Nearly a dozen soundtrack discs for 1928-29 French and British short subjects recently surfaced in Belgium. These are 12 inch diameter discs for shorts made by the Cinedisc and British Phototone processes. They tended to feature performers from England and France, including musical comedian Herschel Henlere and saxophonist Ray Starita. The films do not run more than 5 minutes, as opposed to their American Vitaphone counterparts whose 16 inch discs permitted up to 11 minutes of sound. The Project has acquired several of these discs. At present, it is unknown what picture elements survive. The Project's British emissary Malcolm Billingsley is now investigating what exists.
Mark your calendar for Tuesday, October 16, 2007. That's the night Turner Classic Movies will be presenting a full evening saluting the coming of sound. At 8 PM EST, the "Dawn of Sound" documentary (see cover story) will premiere. Next, the restored JAZZ SINGER will be shown. Then the first batch of early restored Vitaphone shorts. Also planned as of this writing is a showing of the second Vitaphone-ed feature, THE BETTER 'OLE (1927) with Syd Chaplin. The documentary will be reprised, and there will be more early Vitaphone shorts. The Project was still working with TCM's programming director Dennis Millay at press time.
National Public Radio's "All Things Considered" program featured a spot on Vitaphone this past May. Producer Ben Shapiro had attended many of the Film Forum Vitaphone shows, and had always wanted to do a piece on the subject.
Listen to the broadcast at this link:
Add me to the Vitaphone Project E-Mail List!
|VITAPHONE NEWS||ISSN 1066-5951|
|Corresponding Secretary & Editor||Ron Hutchinson||5 Meade Court|
Piscataway, NJ 08854
FAX: (732) 463-8521
|Treasurer||Alan Cooperman||23 Clover Hill Road|
Willington, NJ 07946
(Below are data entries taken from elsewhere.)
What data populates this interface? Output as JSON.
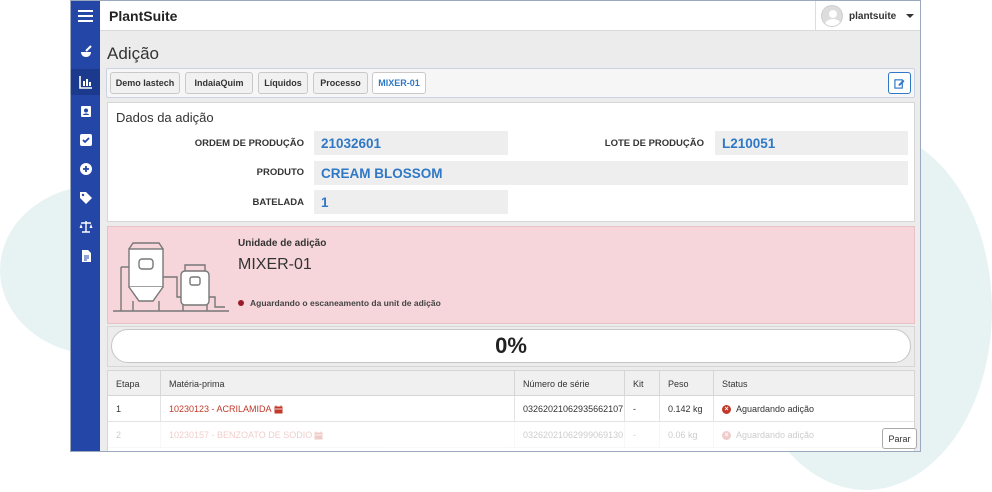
{
  "header": {
    "brand": "PlantSuite",
    "username": "plantsuite"
  },
  "sidebar": {
    "items": [
      {
        "icon": "mortar-pestle-icon"
      },
      {
        "icon": "bar-chart-icon"
      },
      {
        "icon": "clipboard-user-icon"
      },
      {
        "icon": "checkbox-icon"
      },
      {
        "icon": "plus-circle-icon"
      },
      {
        "icon": "tag-icon"
      },
      {
        "icon": "balance-scale-icon"
      },
      {
        "icon": "document-icon"
      }
    ]
  },
  "page": {
    "title": "Adição"
  },
  "breadcrumb": [
    "Demo Iastech",
    "IndaiaQuim",
    "Líquidos",
    "Processo",
    "MIXER-01"
  ],
  "dados": {
    "title": "Dados da adição",
    "ordem_label": "ORDEM DE PRODUÇÃO",
    "ordem_value": "21032601",
    "lote_label": "LOTE DE PRODUÇÃO",
    "lote_value": "L210051",
    "produto_label": "PRODUTO",
    "produto_value": "CREAM BLOSSOM",
    "batelada_label": "BATELADA",
    "batelada_value": "1"
  },
  "unit": {
    "label": "Unidade de adição",
    "name": "MIXER-01",
    "status": "Aguardando o escaneamento da unit de adição"
  },
  "progress": {
    "value": 0,
    "text": "0%"
  },
  "table": {
    "headers": [
      "Etapa",
      "Matéria-prima",
      "Número de série",
      "Kit",
      "Peso",
      "Status"
    ],
    "rows": [
      {
        "etapa": "1",
        "materia": "10230123 - ACRILAMIDA",
        "serie": "03262021062935662107",
        "kit": "-",
        "peso": "0.142 kg",
        "status": "Aguardando adição"
      },
      {
        "etapa": "2",
        "materia": "10230157 - BENZOATO DE SODIO",
        "serie": "03262021062999069130",
        "kit": "-",
        "peso": "0.06 kg",
        "status": "Aguardando adição"
      }
    ]
  },
  "actions": {
    "stop_label": "Parar"
  },
  "colors": {
    "brand": "#2346a7",
    "accent": "#2f78c6",
    "alert_bg": "#f6d6da",
    "error": "#c0392b"
  }
}
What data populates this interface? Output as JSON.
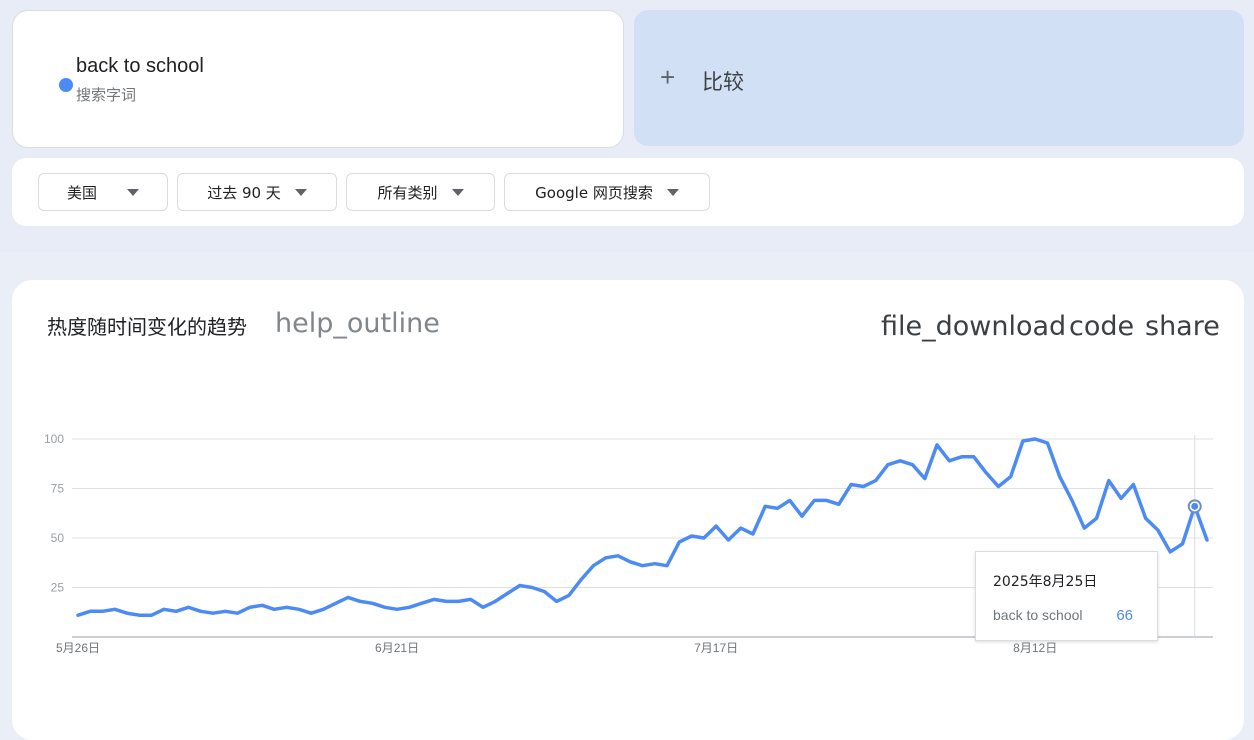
{
  "search": {
    "term": "back to school",
    "term_type": "搜索字词",
    "term_color": "#4c8bf5"
  },
  "compare": {
    "plus": "+",
    "label": "比较"
  },
  "filters": {
    "region": "美国",
    "time": "过去 90 天",
    "category": "所有类别",
    "property": "Google 网页搜索"
  },
  "chart_card": {
    "title": "热度随时间变化的趋势",
    "help_icon": "help_outline",
    "download_icon": "file_download",
    "code_icon": "code",
    "share_icon": "share"
  },
  "chart_data": {
    "type": "line",
    "title": "",
    "xlabel": "",
    "ylabel": "",
    "ylim": [
      0,
      100
    ],
    "yticks": [
      25,
      50,
      75,
      100
    ],
    "x_tick_labels": [
      {
        "label": "5月26日",
        "index": 0
      },
      {
        "label": "6月21日",
        "index": 26
      },
      {
        "label": "7月17日",
        "index": 52
      },
      {
        "label": "8月12日",
        "index": 78
      }
    ],
    "color": "#4c8bf5",
    "series": [
      {
        "name": "back to school",
        "values": [
          11,
          13,
          13,
          14,
          12,
          11,
          11,
          14,
          13,
          15,
          13,
          12,
          13,
          12,
          15,
          16,
          14,
          15,
          14,
          12,
          14,
          17,
          20,
          18,
          17,
          15,
          14,
          15,
          17,
          19,
          18,
          18,
          19,
          15,
          18,
          22,
          26,
          25,
          23,
          18,
          21,
          29,
          36,
          40,
          41,
          38,
          36,
          37,
          36,
          48,
          51,
          50,
          56,
          49,
          55,
          52,
          66,
          65,
          69,
          61,
          69,
          69,
          67,
          77,
          76,
          79,
          87,
          89,
          87,
          80,
          97,
          89,
          91,
          91,
          83,
          76,
          81,
          99,
          100,
          98,
          81,
          69,
          55,
          60,
          79,
          70,
          77,
          60,
          54,
          43,
          47,
          66,
          49
        ]
      }
    ],
    "highlight": {
      "index": 91,
      "date": "2025年8月25日",
      "value": "66"
    }
  }
}
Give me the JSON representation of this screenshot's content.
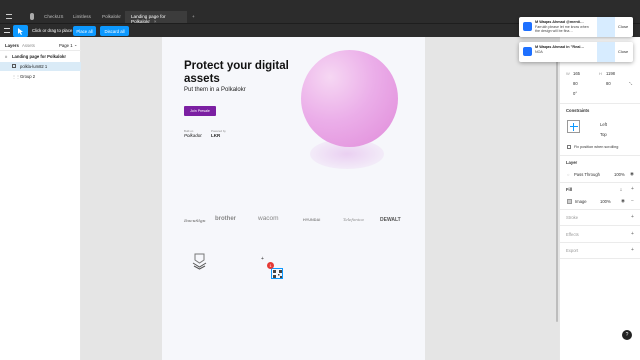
{
  "tabs": [
    {
      "label": "CheckUS"
    },
    {
      "label": "Limitless"
    },
    {
      "label": "Polkalokr"
    },
    {
      "label": "Landing page for Polkalokr",
      "active": true,
      "close": "×"
    },
    {
      "label": "+"
    }
  ],
  "toolbar": {
    "hint": "Click or drag to place",
    "place_all": "Place all",
    "discard_all": "Discard all"
  },
  "left_panel": {
    "tab_layers": "Layers",
    "tab_assets": "Assets",
    "page": "Page 1",
    "layers": [
      "Landing page for Polkalokr",
      "polkla-lum82 1",
      "Group 2"
    ]
  },
  "frame": {
    "headline_line1": "Protect your digital",
    "headline_line2": "assets",
    "subheadline": "Put them in a Polkalokr",
    "cta": "Join Presale",
    "built_on_label": "Built on",
    "built_on_value": "Polkadot",
    "powered_label": "Powered by",
    "powered_value": "LKR",
    "brands": [
      "DocuSign",
      "brother",
      "wacom",
      "HYUNDAI",
      "Telefonica",
      "DEWALT"
    ]
  },
  "badge": {
    "count": "1"
  },
  "right_panel": {
    "w_label": "W",
    "w_value": "165",
    "h_label": "H",
    "h_value": "1198",
    "x_value": "80",
    "y_value": "80",
    "rotation": "0°",
    "constraints_title": "Constraints",
    "constraint_h": "Left",
    "constraint_v": "Top",
    "fix_label": "Fix position when scrolling",
    "layer_title": "Layer",
    "blend": "Pass Through",
    "layer_opacity": "100%",
    "fill_title": "Fill",
    "fill_type": "Image",
    "fill_opacity": "100%",
    "stroke_title": "Stroke",
    "effects_title": "Effects",
    "export_title": "Export"
  },
  "toasts": [
    {
      "title": "M Waqas Ahmad @menti…",
      "body": "Farrukh please let me know when the design will be fina…",
      "close": "Close"
    },
    {
      "title": "M Waqas Ahmad in \"Real…",
      "body": "NOA",
      "close": "Close"
    }
  ],
  "help": "?",
  "colors": {
    "accent": "#0d99ff",
    "cta": "#7b1fa2",
    "orb": "#e9a7e8"
  }
}
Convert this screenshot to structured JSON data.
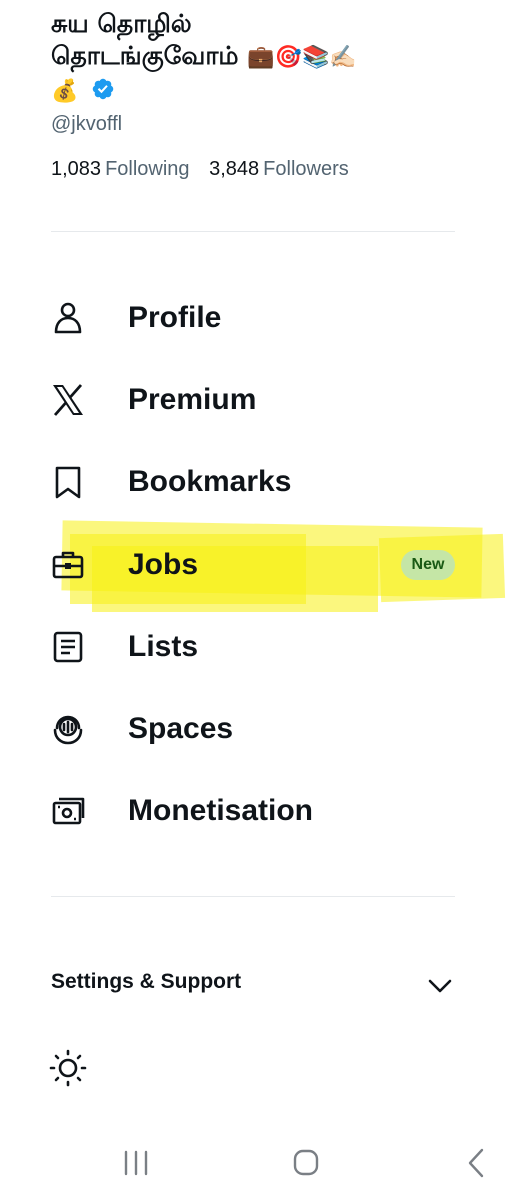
{
  "profile": {
    "name_line1": "சுய தொழில்",
    "name_line2": "தொடங்குவோம்",
    "name_emojis": "💼🎯📚✍🏻",
    "name_emoji_money": "💰",
    "handle": "@jkvoffl",
    "following_count": "1,083",
    "following_label": "Following",
    "followers_count": "3,848",
    "followers_label": "Followers",
    "verified_color": "#1d9bf0"
  },
  "menu": {
    "items": [
      {
        "label": "Profile",
        "icon": "person-icon"
      },
      {
        "label": "Premium",
        "icon": "x-logo-icon"
      },
      {
        "label": "Bookmarks",
        "icon": "bookmark-icon"
      },
      {
        "label": "Jobs",
        "icon": "briefcase-icon",
        "badge": "New",
        "highlighted": true
      },
      {
        "label": "Lists",
        "icon": "list-icon"
      },
      {
        "label": "Spaces",
        "icon": "spaces-icon"
      },
      {
        "label": "Monetisation",
        "icon": "money-icon"
      }
    ]
  },
  "settings": {
    "label": "Settings & Support",
    "icon": "chevron-down-icon"
  },
  "theme": {
    "icon": "sun-icon"
  },
  "system_nav": {
    "recents_icon": "recents-icon",
    "home_icon": "home-icon",
    "back_icon": "back-icon"
  },
  "colors": {
    "highlight": "#f8f014",
    "badge_bg": "#c5e6a6",
    "badge_text": "#1a5a14",
    "secondary_text": "#536471"
  }
}
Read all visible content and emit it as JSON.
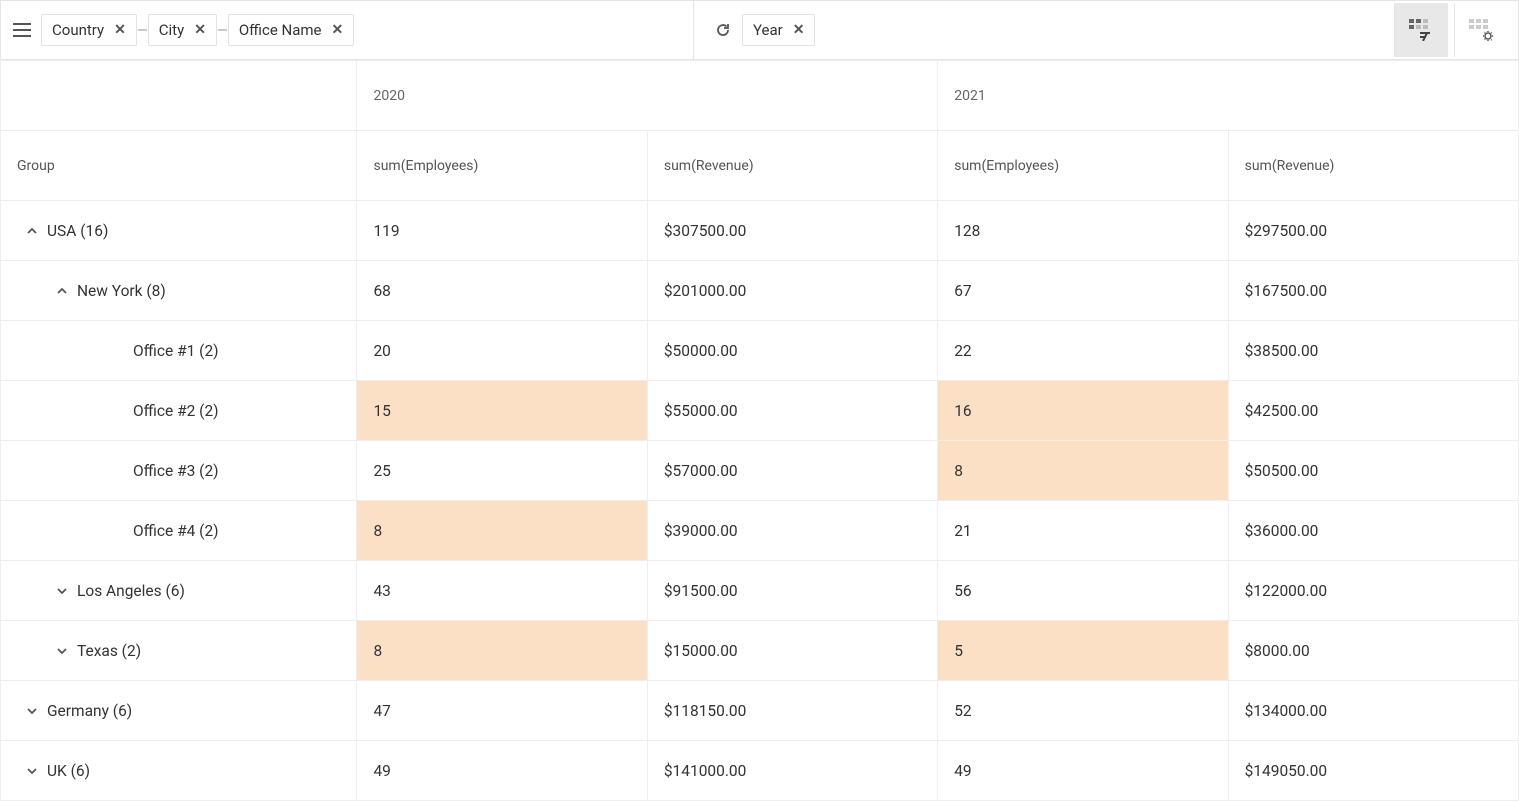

|Co-Founders:||John Newton||P.O. Box 7191|
Wilmington, DE 19803
|Sherwin Dunner||P.O. Box 1992|
New York, NY 10013
|Vince Giordano||1316 Elm Avenue|
Brooklyn, NY 11230
|Vitaphone Project Web Page||http://firstname.lastname@example.org|
NOTE ABOUT DESIGNATION OF THIS ISSUE: The Vitaphone News is issued twice annually, normally in July and December. From the beginning, issues have been designated with a Volume/Number and also a sometimes confusing seasonal title (Ex: Winter/Spring 2003). Issues have consistently been mailed about 6-8 weeks after the end of the listed season. To make the designation more accurate, this edition is titled "Spring/Summer 2007" The last issue was "Summer/Fall 2006" There was no "Winter" issue and you have not missed any issues. We hope going forward this minor bit of confusion can be eliminated.